Apparently, public speaking is considered to be THE number one fear of the average person, somehow managing to beat death itself into second place. Jerry Seinfeld commented that this means that, at a funeral…“the average person would rather be in the casket than delivering the eulogy!”
That’s crazy. It’s a powerful tool for developing credibility and a strong brand, making it a skill that is absolutely worth pursuing.
Here are a few tips to help you with public speaking and presentation.
Start small. Stay small.
Don’t start with an audience of 1000 of the brightest minds in the Northern Hemisphere. Aim for something a little more local or low-key. A school or college is often a great place to cut your public speaking teeth.
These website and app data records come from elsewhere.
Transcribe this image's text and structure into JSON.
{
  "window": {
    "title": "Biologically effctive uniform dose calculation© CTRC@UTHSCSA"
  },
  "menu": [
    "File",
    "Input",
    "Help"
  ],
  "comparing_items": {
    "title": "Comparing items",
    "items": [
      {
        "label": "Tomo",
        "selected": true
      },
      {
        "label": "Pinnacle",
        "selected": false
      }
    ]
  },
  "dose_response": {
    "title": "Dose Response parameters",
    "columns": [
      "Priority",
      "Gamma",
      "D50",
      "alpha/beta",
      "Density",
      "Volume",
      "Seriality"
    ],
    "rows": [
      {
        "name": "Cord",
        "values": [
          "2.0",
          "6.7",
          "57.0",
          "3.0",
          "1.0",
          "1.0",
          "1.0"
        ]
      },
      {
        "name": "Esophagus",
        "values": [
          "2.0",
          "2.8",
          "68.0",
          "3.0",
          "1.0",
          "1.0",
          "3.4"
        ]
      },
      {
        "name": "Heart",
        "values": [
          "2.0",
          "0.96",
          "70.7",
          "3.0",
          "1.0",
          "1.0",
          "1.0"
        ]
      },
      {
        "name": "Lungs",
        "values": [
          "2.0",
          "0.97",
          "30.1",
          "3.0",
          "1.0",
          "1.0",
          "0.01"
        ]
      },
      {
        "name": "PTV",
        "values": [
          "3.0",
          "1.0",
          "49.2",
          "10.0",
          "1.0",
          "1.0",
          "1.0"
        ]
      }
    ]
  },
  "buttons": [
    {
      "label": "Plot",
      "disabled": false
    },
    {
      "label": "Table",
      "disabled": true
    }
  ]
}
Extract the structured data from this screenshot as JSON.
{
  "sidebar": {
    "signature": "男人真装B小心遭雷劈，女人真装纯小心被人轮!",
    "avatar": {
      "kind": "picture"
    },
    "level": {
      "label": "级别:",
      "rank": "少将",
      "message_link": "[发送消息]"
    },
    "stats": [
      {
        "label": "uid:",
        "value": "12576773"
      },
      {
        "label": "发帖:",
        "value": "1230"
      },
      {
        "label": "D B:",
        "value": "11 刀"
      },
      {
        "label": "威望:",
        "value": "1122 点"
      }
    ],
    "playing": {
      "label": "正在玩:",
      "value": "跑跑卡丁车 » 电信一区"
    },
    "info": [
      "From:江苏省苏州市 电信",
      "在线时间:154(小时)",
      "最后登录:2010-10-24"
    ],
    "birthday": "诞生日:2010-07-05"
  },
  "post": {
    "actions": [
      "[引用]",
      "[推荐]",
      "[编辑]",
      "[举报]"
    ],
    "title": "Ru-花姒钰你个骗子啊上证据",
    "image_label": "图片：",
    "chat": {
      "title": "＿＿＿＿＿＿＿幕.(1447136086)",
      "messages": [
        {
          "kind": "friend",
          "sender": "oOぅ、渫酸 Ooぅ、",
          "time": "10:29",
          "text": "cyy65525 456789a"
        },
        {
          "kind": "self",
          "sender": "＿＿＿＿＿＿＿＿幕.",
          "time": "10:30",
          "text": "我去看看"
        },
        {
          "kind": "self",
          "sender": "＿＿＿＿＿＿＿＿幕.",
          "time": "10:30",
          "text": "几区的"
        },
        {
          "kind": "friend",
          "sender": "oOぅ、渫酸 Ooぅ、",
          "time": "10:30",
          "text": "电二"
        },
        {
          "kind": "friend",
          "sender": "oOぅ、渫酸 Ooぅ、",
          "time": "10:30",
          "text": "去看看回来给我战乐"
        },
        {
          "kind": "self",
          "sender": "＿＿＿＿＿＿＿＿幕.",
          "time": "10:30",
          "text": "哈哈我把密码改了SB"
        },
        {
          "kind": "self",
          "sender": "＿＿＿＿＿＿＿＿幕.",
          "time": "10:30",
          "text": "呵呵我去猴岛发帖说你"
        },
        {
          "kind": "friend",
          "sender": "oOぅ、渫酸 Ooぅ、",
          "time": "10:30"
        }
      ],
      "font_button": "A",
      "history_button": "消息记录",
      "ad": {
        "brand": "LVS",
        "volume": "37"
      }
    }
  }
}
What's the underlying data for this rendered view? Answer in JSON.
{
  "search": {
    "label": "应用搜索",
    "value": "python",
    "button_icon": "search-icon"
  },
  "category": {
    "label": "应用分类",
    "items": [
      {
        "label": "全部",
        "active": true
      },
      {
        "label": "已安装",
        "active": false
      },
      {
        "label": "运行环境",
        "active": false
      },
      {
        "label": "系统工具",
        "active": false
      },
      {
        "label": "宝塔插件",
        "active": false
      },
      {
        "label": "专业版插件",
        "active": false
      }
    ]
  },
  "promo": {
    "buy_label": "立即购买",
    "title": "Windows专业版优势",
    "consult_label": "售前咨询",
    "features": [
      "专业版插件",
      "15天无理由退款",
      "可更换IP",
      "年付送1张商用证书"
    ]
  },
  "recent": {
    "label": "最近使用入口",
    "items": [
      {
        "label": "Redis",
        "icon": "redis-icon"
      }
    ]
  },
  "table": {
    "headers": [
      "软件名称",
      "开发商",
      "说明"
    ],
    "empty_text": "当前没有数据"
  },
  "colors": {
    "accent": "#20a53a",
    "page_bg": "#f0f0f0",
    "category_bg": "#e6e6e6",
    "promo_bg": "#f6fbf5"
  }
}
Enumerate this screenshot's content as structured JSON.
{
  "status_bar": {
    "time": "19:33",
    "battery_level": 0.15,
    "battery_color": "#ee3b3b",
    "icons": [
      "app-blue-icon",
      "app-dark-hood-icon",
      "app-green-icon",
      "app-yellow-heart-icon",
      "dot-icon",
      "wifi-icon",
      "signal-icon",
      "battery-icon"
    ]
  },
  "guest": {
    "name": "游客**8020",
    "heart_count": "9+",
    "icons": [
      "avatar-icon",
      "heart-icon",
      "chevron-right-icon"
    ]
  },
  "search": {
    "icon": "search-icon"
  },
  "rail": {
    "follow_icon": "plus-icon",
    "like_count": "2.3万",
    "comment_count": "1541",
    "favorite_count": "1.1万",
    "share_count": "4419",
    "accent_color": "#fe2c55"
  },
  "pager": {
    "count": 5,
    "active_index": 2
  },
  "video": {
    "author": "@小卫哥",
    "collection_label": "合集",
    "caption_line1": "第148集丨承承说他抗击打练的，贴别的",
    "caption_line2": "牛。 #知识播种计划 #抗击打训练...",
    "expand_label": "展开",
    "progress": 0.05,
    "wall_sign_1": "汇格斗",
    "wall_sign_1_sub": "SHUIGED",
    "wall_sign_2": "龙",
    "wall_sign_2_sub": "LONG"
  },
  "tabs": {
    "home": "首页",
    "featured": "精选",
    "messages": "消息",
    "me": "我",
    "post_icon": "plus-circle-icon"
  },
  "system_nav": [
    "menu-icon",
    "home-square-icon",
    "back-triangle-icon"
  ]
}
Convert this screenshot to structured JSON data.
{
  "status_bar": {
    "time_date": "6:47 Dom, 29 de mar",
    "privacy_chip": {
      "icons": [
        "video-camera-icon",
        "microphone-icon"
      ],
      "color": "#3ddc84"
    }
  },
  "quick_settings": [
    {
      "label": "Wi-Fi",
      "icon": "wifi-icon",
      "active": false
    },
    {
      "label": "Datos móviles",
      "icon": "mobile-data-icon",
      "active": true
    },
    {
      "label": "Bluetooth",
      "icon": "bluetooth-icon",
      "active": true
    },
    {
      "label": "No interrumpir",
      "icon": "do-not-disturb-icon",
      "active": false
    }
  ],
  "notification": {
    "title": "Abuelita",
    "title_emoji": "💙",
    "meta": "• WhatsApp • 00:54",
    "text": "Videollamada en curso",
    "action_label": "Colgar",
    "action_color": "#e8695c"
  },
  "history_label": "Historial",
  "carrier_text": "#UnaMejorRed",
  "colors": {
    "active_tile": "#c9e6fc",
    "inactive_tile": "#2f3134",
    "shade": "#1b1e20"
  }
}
Secondly, rather than writing an enormous tome of a speech, try to think in terms of key points.
Put some structure in place so that your talk has a natural flow through these points, all the way from introduction through content and to a conclusion.
Create bullet points and key memorable items to guide you through.
Having a minimalistic approach to the speech also allows you to focus on engaging the audience, making eye contact, smiling and proving that you’re actually a human.
Whatever you do, don’t read you talk from your laptop, a slide deck or printer copy. That’s public reading, not public speaking.
There is nothing wrong with going for a walk, standing in your dining room or presenting to your spouse beforehand. Some constructive feedback will allow you to polish those minor points before you take to the platform.
Having a natural flow to your talk or presentation should allow you to easily ‘get into the way of it’ and move seamlessly between points.
Know your audience.
It’s always worth doing some research on your audience. Always be a glutton for context.
Knowing your audience not only helps you to deliver more value and connect better with them, but it also offers a psychological advantage in that you know that you know something about who you’re talking to.
Learning something about your audience eliminates some of the uncertainty.
Focus on connection.
It’s all too easy to think of public speaking or presenting as being a performance where it is all about you as an individual. It isn't.
Think about your audience, their needs and how you can deliver maximum value to them in the short period of time that you have. It’s not about you. It’s about them.
By moving the focus away from you and unto them, you take so much of the pressure away, you allow yourself to relax and you can make a better connection with your audience. Don’t worry about it. Do it.
Remember, the audience wants to receive value too, so that means that they want you to succeed! Unless you’re in the unfortunate position of speaking to a hostile audience…they’re on your side!
Finally, don’t be afraid to drop the pace down a notch or two. When you’re nervous, you tend to do two things, neither of which you should.
Firstly, you rush through the experience and speak far too fast. Just slow down and breathe. Speaking slowly can actually deliver a seriousness and thoughtfulness to your presentation that’s pretty valuable.
Secondly, you become scared of silences and fill them with ‘um’ or ‘err’, often without realising. This isn’t a good look. Don’t be afraid of moments of slight silence, which are much better than rushing or stuttering through your content. Eventually, you’ll get to the point where you can uses pauses and pacing to your own advantage and to amplify or emphasis certain points in your presentation.
We’ll take more in a later article about how to use timing, annunciation, engagement and structure to be more engaging and deliver more value to your audience.
Public speaking is a great way of building your business or brand!
Dunwiley offers business advice, coaching and strategy consulting to startups and small businesses. If you want to know how to grow your business, how to be more profitable or need another perspective, get in touch. We're based in Salisbury, Wiltshire but work in London, Hampshire and surrounding counties.
Drop us an email and say hello: we can be found at firstname.lastname@example.org